Construction spending during June 2017 was estimated at a seasonally adjusted annual rate of $1,205.8 billion, 1.3 percent (±1.5 percent) below the revised May estimate of $1,221.6 billion. The June figure is 1.6 percent (±1.8 percent) above the June 2016 estimate of $1,186.4 billion.
During the first six months of this year, construction spending amounted to $577.0 billion, 4.8 percent (±1.3 percent) above the $550.5 billion for the same period in 2016.
Spending on private construction was at a seasonally adjusted annual rate of $940.7 billion, 0.1 percent (± 1.2 percent) below the revised May estimate of $941.3 billion. Residential construction was at a seasonally adjusted annual rate of $502.9 billion in June, 0.2 percent (±1.3 percent) below the revised May estimate of $504.0 billion.
Nonresidential construction was at a seasonally adjusted annual rate of $437.8 billion in June, 0.1 percent (± 1.2 percent) above the revised May estimate of $437.3 billion.
Public construction In June was estimated at a seasonally adjusted annual rate of $265.1 billion, 5.4 percent (±2.6 percent) below the revised May estimate of $280.3 billion.

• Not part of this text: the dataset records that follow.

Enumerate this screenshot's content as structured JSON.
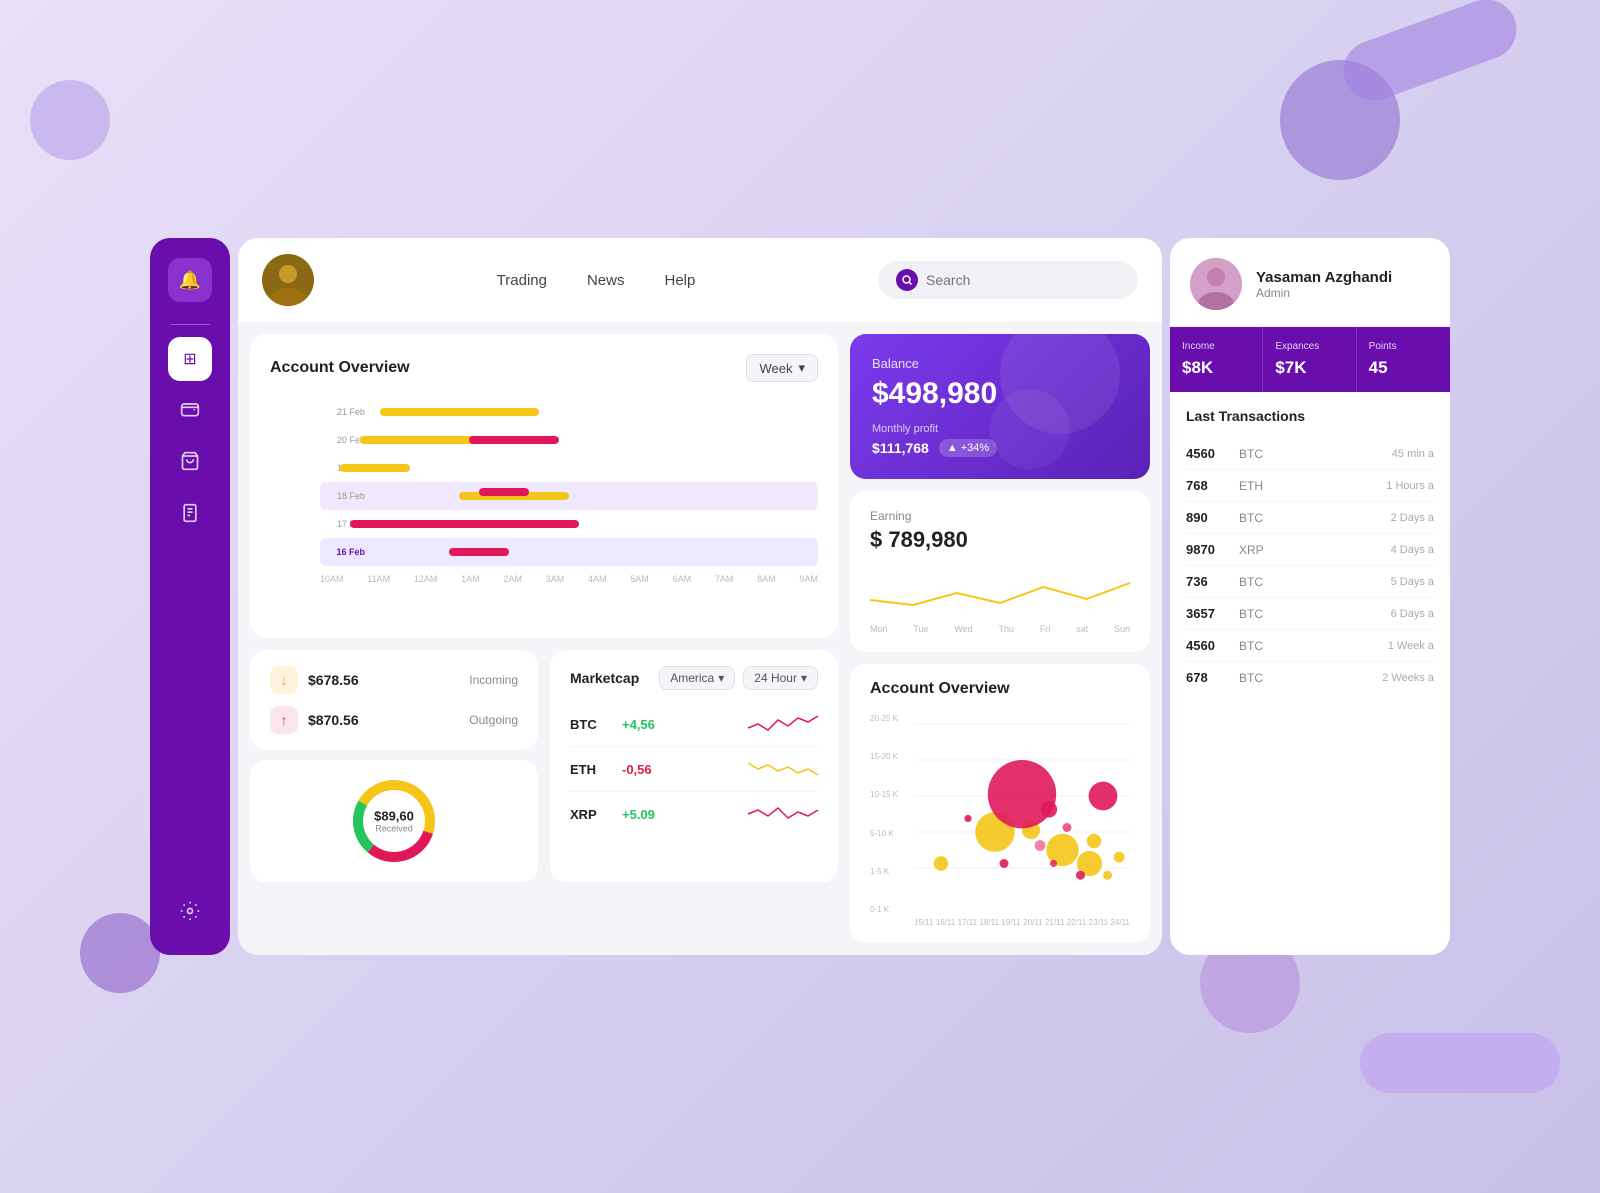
{
  "background": {
    "color": "#e8dff5"
  },
  "sidebar": {
    "items": [
      {
        "id": "bell",
        "icon": "🔔",
        "label": "Notifications",
        "active": false
      },
      {
        "id": "dashboard",
        "icon": "⊞",
        "label": "Dashboard",
        "active": true
      },
      {
        "id": "wallet",
        "icon": "💳",
        "label": "Wallet",
        "active": false
      },
      {
        "id": "shop",
        "icon": "🛍",
        "label": "Shop",
        "active": false
      },
      {
        "id": "reports",
        "icon": "📋",
        "label": "Reports",
        "active": false
      },
      {
        "id": "settings",
        "icon": "⚙",
        "label": "Settings",
        "active": false
      }
    ]
  },
  "header": {
    "nav": [
      {
        "label": "Trading"
      },
      {
        "label": "News"
      },
      {
        "label": "Help"
      }
    ],
    "search": {
      "placeholder": "Search"
    }
  },
  "account_overview": {
    "title": "Account Overview",
    "period": "Week",
    "dates": [
      "21 Feb",
      "20 Feb",
      "19 Feb",
      "18 Feb",
      "17 Feb",
      "16 Feb"
    ],
    "time_labels": [
      "10AM",
      "11AM",
      "12AM",
      "1AM",
      "2AM",
      "3AM",
      "4AM",
      "5AM",
      "6AM",
      "7AM",
      "8AM",
      "9AM"
    ]
  },
  "balance": {
    "label": "Balance",
    "amount": "$498,980",
    "monthly_profit_label": "Monthly profit",
    "monthly_profit": "$111,768",
    "profit_change": "+34%"
  },
  "earning": {
    "label": "Earning",
    "amount": "$ 789,980",
    "days": [
      "Mon",
      "Tue",
      "Wed",
      "Thu",
      "Fri",
      "sat",
      "Sun"
    ]
  },
  "transactions_mini": {
    "incoming_label": "Incoming",
    "incoming_amount": "$678.56",
    "outgoing_label": "Outgoing",
    "outgoing_amount": "$870.56",
    "donut": {
      "amount": "$89,60",
      "label": "Received"
    }
  },
  "marketcap": {
    "title": "Marketcap",
    "region": "America",
    "period": "24 Hour",
    "coins": [
      {
        "name": "BTC",
        "change": "+4,56",
        "positive": true
      },
      {
        "name": "ETH",
        "change": "-0,56",
        "positive": false
      },
      {
        "name": "XRP",
        "change": "+5.09",
        "positive": true
      }
    ]
  },
  "account_overview2": {
    "title": "Account Overview",
    "y_labels": [
      "20-25 K",
      "15-20 K",
      "10-15 K",
      "5-10 K",
      "1-5 K",
      "0-1 K"
    ],
    "x_labels": [
      "15/11",
      "16/11",
      "17/11",
      "18/11",
      "19/11",
      "20/11",
      "21/11",
      "22/11",
      "23/11",
      "24/11"
    ]
  },
  "right_panel": {
    "user": {
      "name": "Yasaman Azghandi",
      "role": "Admin"
    },
    "stats": [
      {
        "label": "Income",
        "value": "$8K"
      },
      {
        "label": "Expances",
        "value": "$7K"
      },
      {
        "label": "Points",
        "value": "45"
      }
    ],
    "transactions_title": "Last Transactions",
    "transactions": [
      {
        "amount": "4560",
        "coin": "BTC",
        "time": "45 min a"
      },
      {
        "amount": "768",
        "coin": "ETH",
        "time": "1 Hours a"
      },
      {
        "amount": "890",
        "coin": "BTC",
        "time": "2 Days a"
      },
      {
        "amount": "9870",
        "coin": "XRP",
        "time": "4 Days a"
      },
      {
        "amount": "736",
        "coin": "BTC",
        "time": "5 Days a"
      },
      {
        "amount": "3657",
        "coin": "BTC",
        "time": "6 Days a"
      },
      {
        "amount": "4560",
        "coin": "BTC",
        "time": "1 Week a"
      },
      {
        "amount": "678",
        "coin": "BTC",
        "time": "2 Weeks a"
      }
    ]
  }
}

Highway construction was at a seasonally adjusted annual rate of $82.4 billion, 6.6 percent (±6.7 percent) below the revised May estimate of $88.2 billion.
“Construction spending is still increasing overall but growth has become much more uneven across categories in recent months,” said Ken Simonson, the Associated General Contractors chief economist. “There has been a steep decline in public investment in nearly all types of construction over the past year. Private nonresidential construction is still rising overall but generally at slower rates than was occurring a few months ago.”
Association officials urged Congress and the Trump administration to work together to enact new measures to fund and finance needed upgrades to the nation’s aging infrastructure. They noted that these investments are necessary to protect against further deterioration of the nation’s public works. And they added that the new investments would help offset slackening demand for construction.
“Washington officials need to act quickly to rebuild our public works before bad roads, unclean water and unreliable power systems begin to serve as a drag on broader economic growth,” said Stephen E. Sandherr, the association’s chief executive officer.
“Coming into the year, there were high hopes for infrastructure spending in America,” said Associated Builders & Contractors Chief Economist Anirban Basu. “The notion was that after many years of a lack of attention to public works, newfound energy coming from Washington, D.C., would spur confidence in federal funding among state and local transportation directors as well among others who purchase construction services. Instead, public construction spending is on the decline in America. Categories including public safety and flood control have experienced dwindling support for investment, translating into a nine percent decline in public construction spending over the past 12 months.
“On the other hand, several private segments continue to manifest strength in terms of demand for construction services,” said Basu. “At the head of the class are office construction, driven by a combination of job growth among certain office-space-using categories as well as lofty valuations, and communications, which is being driven largely by enormous demand for data center capacity.
“While there are certainly some parts of the nation experiencing significant levels of public construction, those areas have increasingly become the exception as opposed to the rule,” said Basu. “The more general and pervasive strength is in private segments. Based on recent readings of the architecture billings index and other key leading indicators, commercial contractors are likely to remain busy for the foreseeable future. The outlook for construction firms engaged in public work remains unclear.”